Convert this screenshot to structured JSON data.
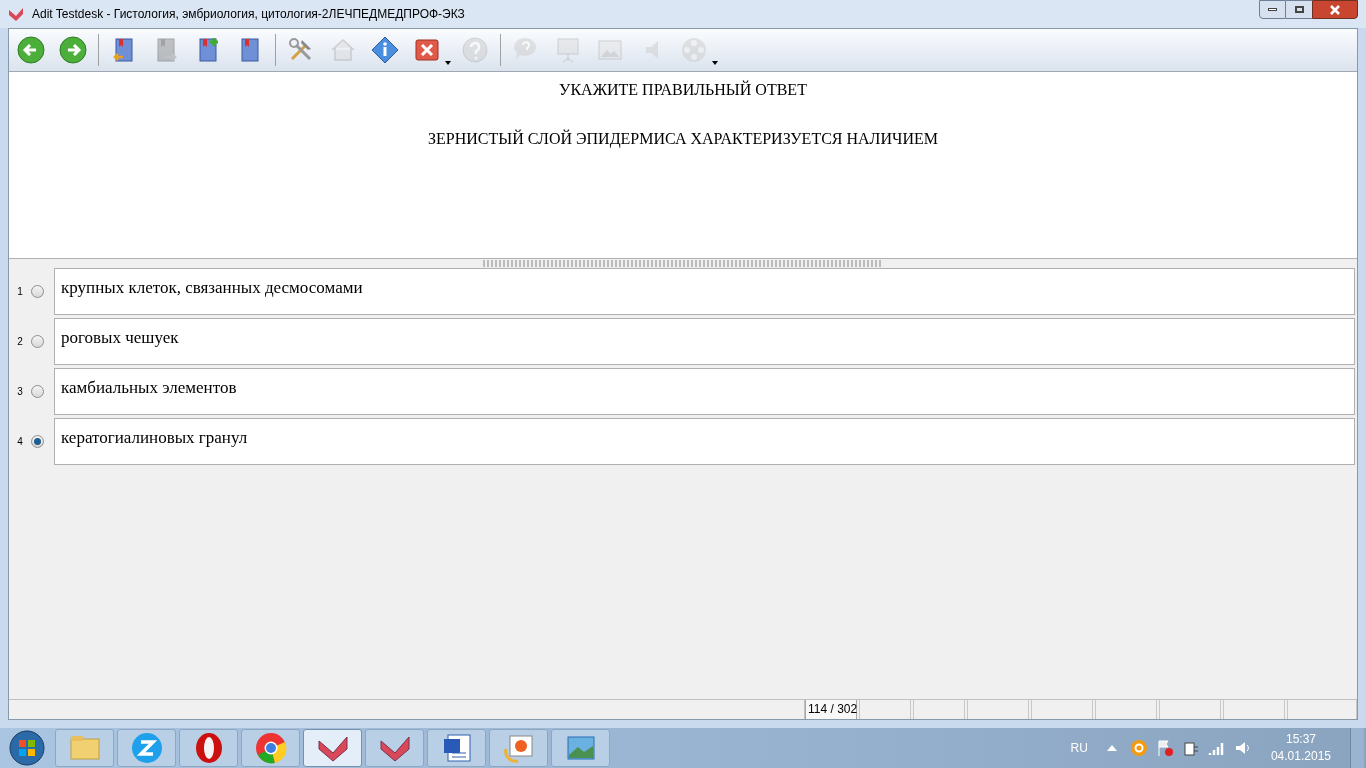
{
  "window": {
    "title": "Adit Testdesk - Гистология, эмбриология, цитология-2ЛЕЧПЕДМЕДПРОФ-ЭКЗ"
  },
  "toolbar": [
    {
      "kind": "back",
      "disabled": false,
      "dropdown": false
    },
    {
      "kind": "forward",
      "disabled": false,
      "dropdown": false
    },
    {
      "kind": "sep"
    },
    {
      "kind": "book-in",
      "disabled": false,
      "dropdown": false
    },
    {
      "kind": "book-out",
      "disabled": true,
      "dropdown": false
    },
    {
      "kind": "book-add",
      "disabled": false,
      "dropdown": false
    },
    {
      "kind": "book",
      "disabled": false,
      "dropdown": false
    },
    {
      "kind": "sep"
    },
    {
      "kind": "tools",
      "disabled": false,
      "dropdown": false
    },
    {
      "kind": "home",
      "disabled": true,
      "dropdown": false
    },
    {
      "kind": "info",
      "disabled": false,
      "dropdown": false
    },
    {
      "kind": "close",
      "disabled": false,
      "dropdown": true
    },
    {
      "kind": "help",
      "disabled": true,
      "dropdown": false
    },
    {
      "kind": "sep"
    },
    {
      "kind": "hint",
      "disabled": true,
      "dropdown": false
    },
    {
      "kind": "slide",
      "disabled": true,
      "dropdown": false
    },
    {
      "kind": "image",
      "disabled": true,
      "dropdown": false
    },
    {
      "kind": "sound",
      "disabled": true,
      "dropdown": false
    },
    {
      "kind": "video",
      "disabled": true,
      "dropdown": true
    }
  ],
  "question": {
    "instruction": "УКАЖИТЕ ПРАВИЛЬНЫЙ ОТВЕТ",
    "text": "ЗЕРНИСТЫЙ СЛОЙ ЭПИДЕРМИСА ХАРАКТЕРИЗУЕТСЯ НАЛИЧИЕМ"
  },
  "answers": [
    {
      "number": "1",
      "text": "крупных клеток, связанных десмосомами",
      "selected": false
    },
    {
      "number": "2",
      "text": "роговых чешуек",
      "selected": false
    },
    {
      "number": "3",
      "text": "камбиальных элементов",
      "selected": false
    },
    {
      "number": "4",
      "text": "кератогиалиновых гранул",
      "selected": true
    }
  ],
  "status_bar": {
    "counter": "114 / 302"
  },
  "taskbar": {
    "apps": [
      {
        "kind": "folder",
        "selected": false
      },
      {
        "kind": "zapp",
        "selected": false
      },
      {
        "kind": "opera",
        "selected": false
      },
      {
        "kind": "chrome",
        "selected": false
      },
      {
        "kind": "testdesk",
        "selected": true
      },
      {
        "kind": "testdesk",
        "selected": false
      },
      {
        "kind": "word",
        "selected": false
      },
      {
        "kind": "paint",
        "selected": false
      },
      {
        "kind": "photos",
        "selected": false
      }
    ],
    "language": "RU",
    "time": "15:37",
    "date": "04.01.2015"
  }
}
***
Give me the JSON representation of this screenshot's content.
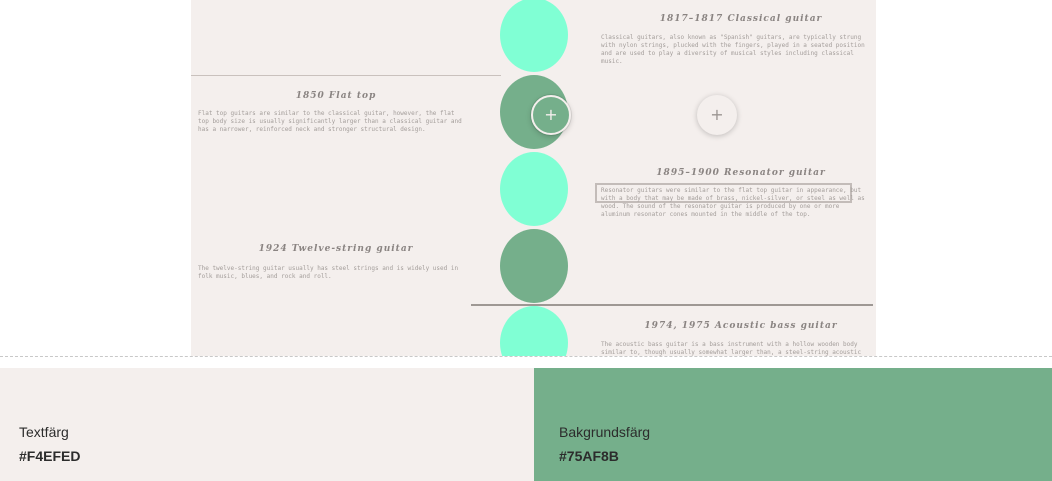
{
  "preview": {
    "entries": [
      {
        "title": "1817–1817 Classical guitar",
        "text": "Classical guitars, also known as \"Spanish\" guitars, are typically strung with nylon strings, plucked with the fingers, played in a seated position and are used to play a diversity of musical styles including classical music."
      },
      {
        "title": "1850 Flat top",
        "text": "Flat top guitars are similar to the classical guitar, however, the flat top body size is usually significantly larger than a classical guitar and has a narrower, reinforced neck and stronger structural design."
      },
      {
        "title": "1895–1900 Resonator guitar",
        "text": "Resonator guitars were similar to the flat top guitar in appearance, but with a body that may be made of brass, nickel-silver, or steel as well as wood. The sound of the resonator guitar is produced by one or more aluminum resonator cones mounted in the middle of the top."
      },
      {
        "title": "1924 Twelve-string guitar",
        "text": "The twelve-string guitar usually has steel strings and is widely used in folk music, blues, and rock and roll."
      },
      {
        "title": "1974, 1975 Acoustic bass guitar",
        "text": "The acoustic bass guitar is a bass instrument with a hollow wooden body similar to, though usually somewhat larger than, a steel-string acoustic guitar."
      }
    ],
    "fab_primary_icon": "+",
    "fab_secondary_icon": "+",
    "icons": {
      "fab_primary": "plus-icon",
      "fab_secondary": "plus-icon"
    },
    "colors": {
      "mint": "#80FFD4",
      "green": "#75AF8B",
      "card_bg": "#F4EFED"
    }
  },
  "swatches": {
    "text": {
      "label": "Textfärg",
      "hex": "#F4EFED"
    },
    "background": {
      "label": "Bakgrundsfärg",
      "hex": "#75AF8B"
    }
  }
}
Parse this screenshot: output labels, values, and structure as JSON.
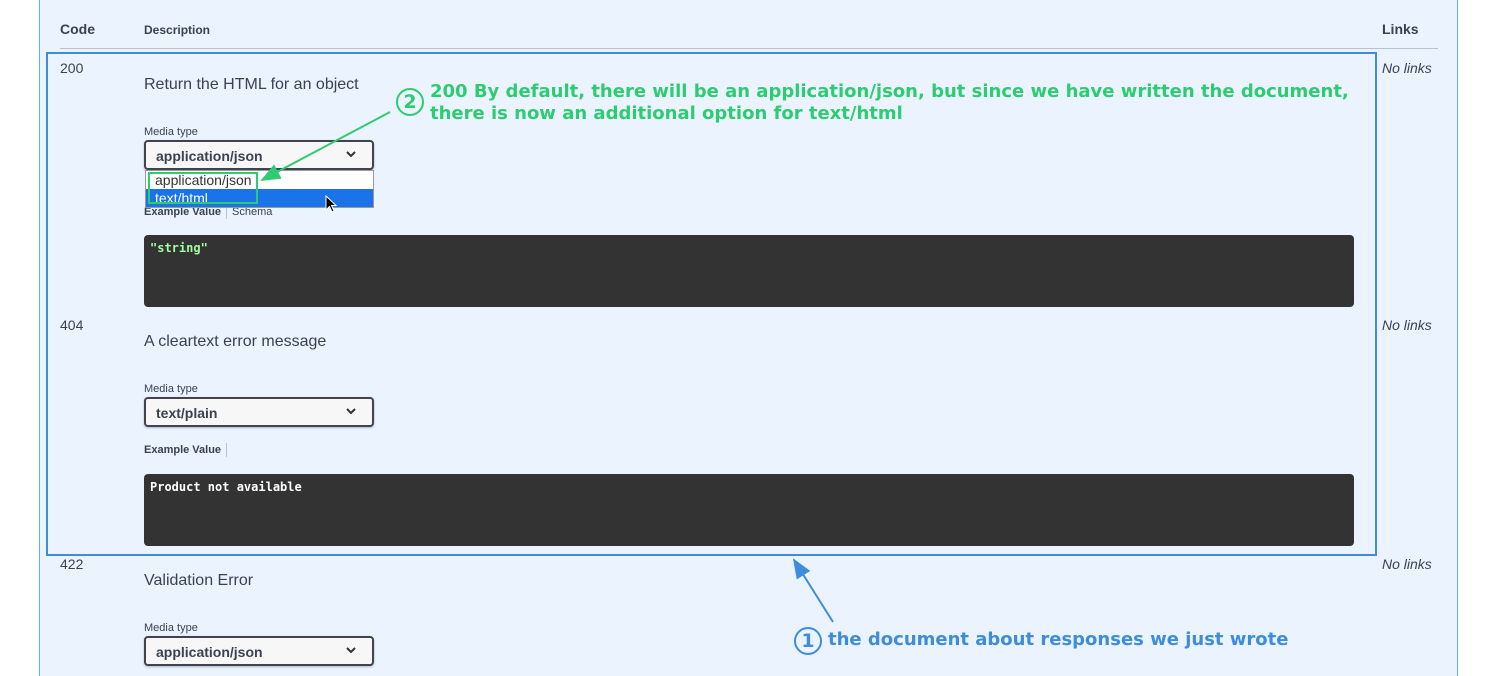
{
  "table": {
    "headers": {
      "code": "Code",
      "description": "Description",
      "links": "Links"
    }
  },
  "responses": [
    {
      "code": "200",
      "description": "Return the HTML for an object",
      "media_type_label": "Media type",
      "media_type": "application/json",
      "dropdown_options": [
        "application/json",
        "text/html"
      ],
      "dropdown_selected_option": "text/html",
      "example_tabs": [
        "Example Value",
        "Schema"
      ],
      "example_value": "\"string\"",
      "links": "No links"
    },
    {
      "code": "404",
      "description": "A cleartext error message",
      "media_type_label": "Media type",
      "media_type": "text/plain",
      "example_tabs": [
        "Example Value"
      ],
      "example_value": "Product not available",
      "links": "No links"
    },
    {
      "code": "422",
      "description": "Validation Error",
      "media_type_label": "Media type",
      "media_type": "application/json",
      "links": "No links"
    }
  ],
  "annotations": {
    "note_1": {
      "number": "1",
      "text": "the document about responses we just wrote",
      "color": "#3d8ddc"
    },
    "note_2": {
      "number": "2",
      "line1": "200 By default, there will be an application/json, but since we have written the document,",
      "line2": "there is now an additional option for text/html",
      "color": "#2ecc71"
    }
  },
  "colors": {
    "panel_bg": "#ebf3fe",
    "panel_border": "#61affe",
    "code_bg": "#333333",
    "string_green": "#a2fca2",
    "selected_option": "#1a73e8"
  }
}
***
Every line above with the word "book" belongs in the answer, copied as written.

RESULT
      "kind": "book-in",
      "kind": "book-out",
      "kind": "book-add",
      "kind": "book",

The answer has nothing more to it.